In East Hampton 20 years ago, it was nearly impossible not to see and hear that a significant part of our local heritage was going by the board — not without a fight, and not without great pain.
Hostility between baymen and sportfishermen had been building up ... beginning in 1985, when striped bass were banned from the marketplace after bass spawned in the Hudson River were found to contain dangerous levels of polychlorinated biphenyls. Stripers were declared safe to eat again in 1990, but that same year the haul seine, a semi-circle of net paid off the transom of a dory launched from the ocean beaches, was banned.
To baymen, the old haul seine, which in early days was hauled back to shore by horses, was the most efficient method of catching striped bass, the “money fish.” But to the ever-growing number of sportfishermen, it had become the engine of anti-conservation, although “conservation” by then was really a code word for getting a larger slice of the state’s striped bass quota.

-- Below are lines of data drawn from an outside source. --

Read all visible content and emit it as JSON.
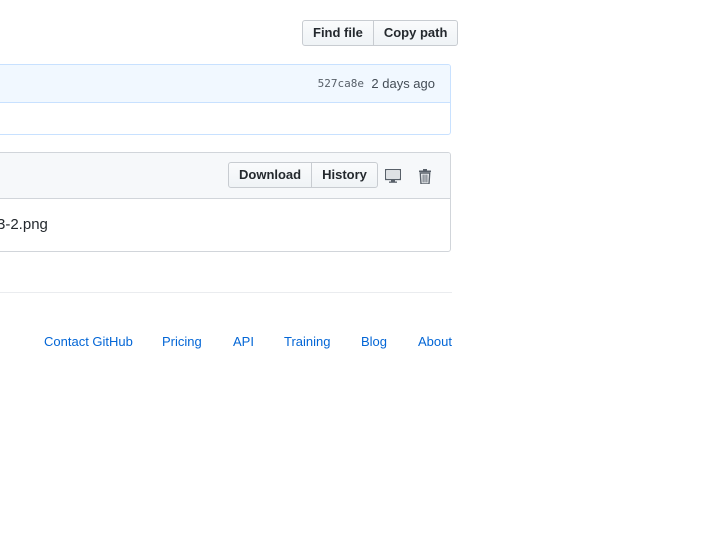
{
  "file_nav": {
    "find_file_label": "Find file",
    "copy_path_label": "Copy path"
  },
  "commit": {
    "sha": "527ca8e",
    "age": "2 days ago"
  },
  "file_header": {
    "download_label": "Download",
    "history_label": "History",
    "icons": [
      "desktop-icon",
      "trash-icon"
    ]
  },
  "file_body": {
    "filename_visible": "3-2.png"
  },
  "footer": {
    "links": [
      "Contact GitHub",
      "Pricing",
      "API",
      "Training",
      "Blog",
      "About"
    ]
  },
  "colors": {
    "link": "#0366d6",
    "commit_bg": "#f1f8ff",
    "header_bg": "#f6f8fa"
  }
}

Against this backdrop, the East Hampton Town Baymen’s Association organized a civil disobedience protest, with the enthusiastic support of the town supervisor, Tony Bullock, Councilwoman Cathy Lester, East Hampton Village Administrator Larry Cantwell, and State Assemblyman John Behan of Montauk. Billy Joel, whose 1989 hit “Downeaster Alexa” told the story of a bayman regulated out of his inshore bass fishery, raised the profile of the protest.

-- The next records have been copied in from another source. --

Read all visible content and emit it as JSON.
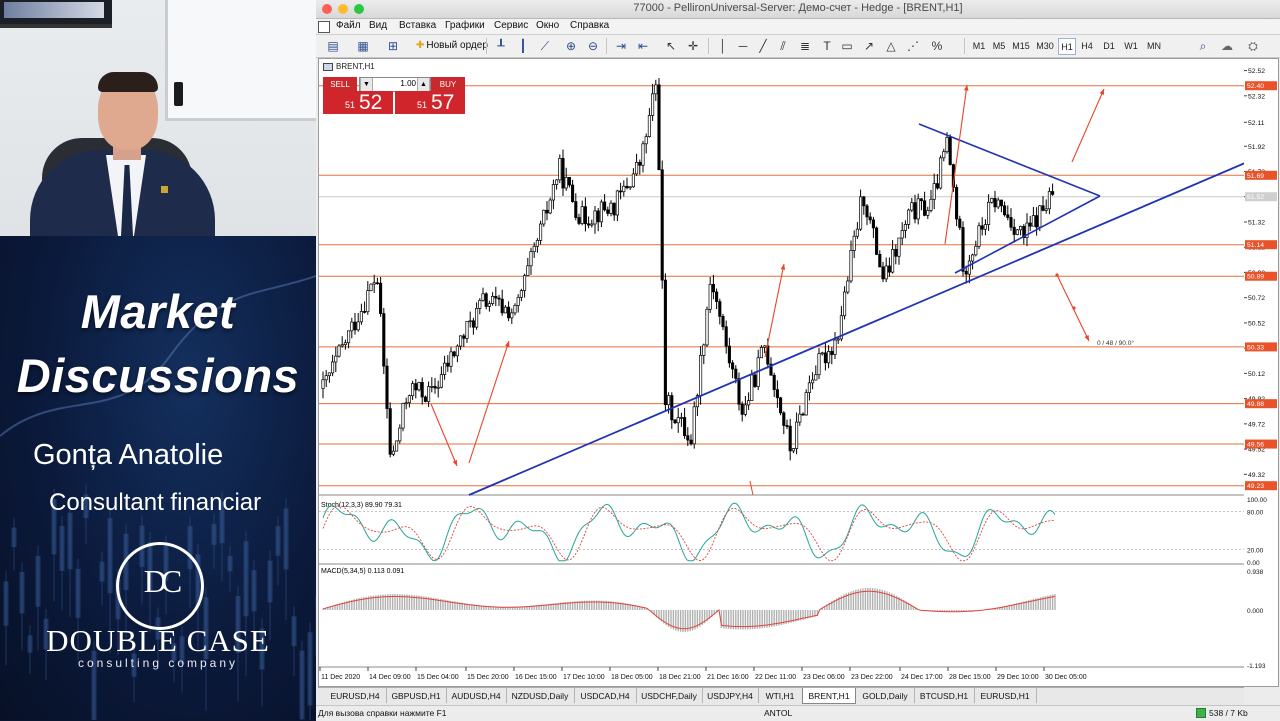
{
  "overlay": {
    "title_line1": "Market",
    "title_line2": "Discussions",
    "presenter_name": "Gonța Anatolie",
    "presenter_role": "Consultant financiar",
    "logo_monogram": "DC",
    "logo_name": "DOUBLE CASE",
    "logo_tagline": "consulting company"
  },
  "window": {
    "title": "77000 - PellironUniversal-Server: Демо-счет - Hedge - [BRENT,H1]"
  },
  "menu": [
    "Файл",
    "Вид",
    "Вставка",
    "Графики",
    "Сервис",
    "Окно",
    "Справка"
  ],
  "toolbar": {
    "new_order_label": "Новый ордер",
    "timeframes": [
      "M1",
      "M5",
      "M15",
      "M30",
      "H1",
      "H4",
      "D1",
      "W1",
      "MN"
    ],
    "active_timeframe": "H1"
  },
  "chart": {
    "symbol_label": "BRENT,H1",
    "one_click": {
      "sell_label": "SELL",
      "buy_label": "BUY",
      "lot": "1.00",
      "sell_small": "51",
      "sell_big": "52",
      "buy_small": "51",
      "buy_big": "57",
      "color_sell": "#d0262b"
    },
    "fib_label": "0 / 48 / 90.0°",
    "stoch_label": "Stoch(12,3,3) 89.90 79.31",
    "macd_label": "MACD(5,34,5) 0.113 0.091",
    "price_ticks": [
      "52.52",
      "52.32",
      "52.11",
      "51.92",
      "51.72",
      "51.52",
      "51.32",
      "51.12",
      "50.92",
      "50.72",
      "50.52",
      "50.32",
      "50.12",
      "49.92",
      "49.72",
      "49.52",
      "49.32"
    ],
    "level_labels": [
      "52.40",
      "51.69",
      "51.14",
      "50.89",
      "50.33",
      "49.88",
      "49.56",
      "49.23"
    ],
    "current_price_label": "51.52",
    "stoch_ticks": [
      "100.00",
      "80.00",
      "20.00",
      "0.00"
    ],
    "macd_ticks": [
      "0.938",
      "0.000",
      "-1.193"
    ],
    "time_labels": [
      "11 Dec 2020",
      "14 Dec 09:00",
      "15 Dec 04:00",
      "15 Dec 20:00",
      "16 Dec 15:00",
      "17 Dec 10:00",
      "18 Dec 05:00",
      "18 Dec 21:00",
      "21 Dec 16:00",
      "22 Dec 11:00",
      "23 Dec 06:00",
      "23 Dec 22:00",
      "24 Dec 17:00",
      "28 Dec 15:00",
      "29 Dec 10:00",
      "30 Dec 05:00"
    ],
    "colors": {
      "level_line": "#e0703a",
      "trend_line": "#1f33b5",
      "arrow": "#e8452a",
      "level_label_bg": "#e8532a",
      "stoch_main": "#27a59a",
      "stoch_signal": "#e0453a",
      "macd_hist": "#b0b0b0",
      "macd_signal": "#e0453a"
    }
  },
  "tabs": [
    "EURUSD,H4",
    "GBPUSD,H1",
    "AUDUSD,H4",
    "NZDUSD,Daily",
    "USDCAD,H4",
    "USDCHF,Daily",
    "USDJPY,H4",
    "WTI,H1",
    "BRENT,H1",
    "GOLD,Daily",
    "BTCUSD,H1",
    "EURUSD,H1"
  ],
  "active_tab": "BRENT,H1",
  "status": {
    "help": "Для вызова справки нажмите F1",
    "profile": "ANTOL",
    "connection": "538 / 7 Kb"
  }
}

On July 28, 1992, supporters and reporters gathered at Indian Wells Beach in Amagansett to watch Dan King launch his red, white, and blue flag dory into the surf and return with a haul seine containing a number of striped bass. As the protesters, including the participating officials and Mr. Joel, picked bass from the net, state police arrested them.
Read more at The East Hampton Star.